**Activity**
Keep only the lines that hold the string "name", filtering out the rest of the entries below.

**Recorded data**
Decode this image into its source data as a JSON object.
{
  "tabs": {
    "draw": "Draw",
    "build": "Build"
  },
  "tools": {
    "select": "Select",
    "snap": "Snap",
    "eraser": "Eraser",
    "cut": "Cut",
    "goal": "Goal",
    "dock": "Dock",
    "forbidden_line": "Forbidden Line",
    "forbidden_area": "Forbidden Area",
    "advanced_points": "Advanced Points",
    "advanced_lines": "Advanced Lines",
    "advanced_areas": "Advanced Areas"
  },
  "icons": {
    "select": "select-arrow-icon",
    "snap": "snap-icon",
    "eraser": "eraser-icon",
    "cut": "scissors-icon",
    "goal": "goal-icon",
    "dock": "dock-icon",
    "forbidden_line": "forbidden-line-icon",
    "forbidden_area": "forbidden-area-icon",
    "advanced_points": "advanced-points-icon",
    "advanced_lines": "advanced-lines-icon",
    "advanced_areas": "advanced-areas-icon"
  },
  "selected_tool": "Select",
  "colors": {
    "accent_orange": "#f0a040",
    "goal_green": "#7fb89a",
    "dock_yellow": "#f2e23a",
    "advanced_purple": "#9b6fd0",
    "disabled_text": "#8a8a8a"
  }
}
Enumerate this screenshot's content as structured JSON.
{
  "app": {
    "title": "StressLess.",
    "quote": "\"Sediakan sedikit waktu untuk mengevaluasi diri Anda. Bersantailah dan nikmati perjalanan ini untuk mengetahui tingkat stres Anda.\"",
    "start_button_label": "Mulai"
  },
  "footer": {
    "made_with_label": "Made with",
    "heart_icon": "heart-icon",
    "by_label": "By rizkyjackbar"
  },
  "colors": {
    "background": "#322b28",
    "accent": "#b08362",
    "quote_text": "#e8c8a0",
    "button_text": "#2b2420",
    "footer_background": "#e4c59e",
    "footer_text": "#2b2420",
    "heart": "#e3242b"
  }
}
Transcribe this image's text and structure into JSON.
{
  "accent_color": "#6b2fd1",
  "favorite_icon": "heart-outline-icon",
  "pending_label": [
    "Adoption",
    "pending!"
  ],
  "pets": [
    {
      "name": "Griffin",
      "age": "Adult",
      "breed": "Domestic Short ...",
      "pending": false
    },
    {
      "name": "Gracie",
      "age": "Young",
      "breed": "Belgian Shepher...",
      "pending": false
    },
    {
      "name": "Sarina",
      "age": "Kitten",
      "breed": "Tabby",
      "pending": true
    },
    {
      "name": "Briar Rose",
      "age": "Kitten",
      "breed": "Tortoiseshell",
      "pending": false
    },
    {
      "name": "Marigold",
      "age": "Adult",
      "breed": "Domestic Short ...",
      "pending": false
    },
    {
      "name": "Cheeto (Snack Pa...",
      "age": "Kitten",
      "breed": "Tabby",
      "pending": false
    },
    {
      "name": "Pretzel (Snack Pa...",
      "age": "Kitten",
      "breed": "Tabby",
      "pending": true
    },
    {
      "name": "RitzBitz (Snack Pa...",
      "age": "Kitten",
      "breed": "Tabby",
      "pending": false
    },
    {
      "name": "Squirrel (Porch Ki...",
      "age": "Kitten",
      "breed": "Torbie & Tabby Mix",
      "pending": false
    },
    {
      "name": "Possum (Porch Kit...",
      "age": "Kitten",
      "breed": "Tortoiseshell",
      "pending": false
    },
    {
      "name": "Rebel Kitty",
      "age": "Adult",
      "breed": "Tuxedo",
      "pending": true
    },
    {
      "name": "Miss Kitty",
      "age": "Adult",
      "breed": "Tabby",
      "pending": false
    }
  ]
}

**Response below**
      "name": "Griffin",
      "name": "Gracie",
      "name": "Sarina",
      "name": "Briar Rose",
      "name": "Marigold",
      "name": "Cheeto (Snack Pa...",
      "name": "Pretzel (Snack Pa...",
      "name": "RitzBitz (Snack Pa...",
      "name": "Squirrel (Porch Ki...",
      "name": "Possum (Porch Kit...",
      "name": "Rebel Kitty",
      "name": "Miss Kitty",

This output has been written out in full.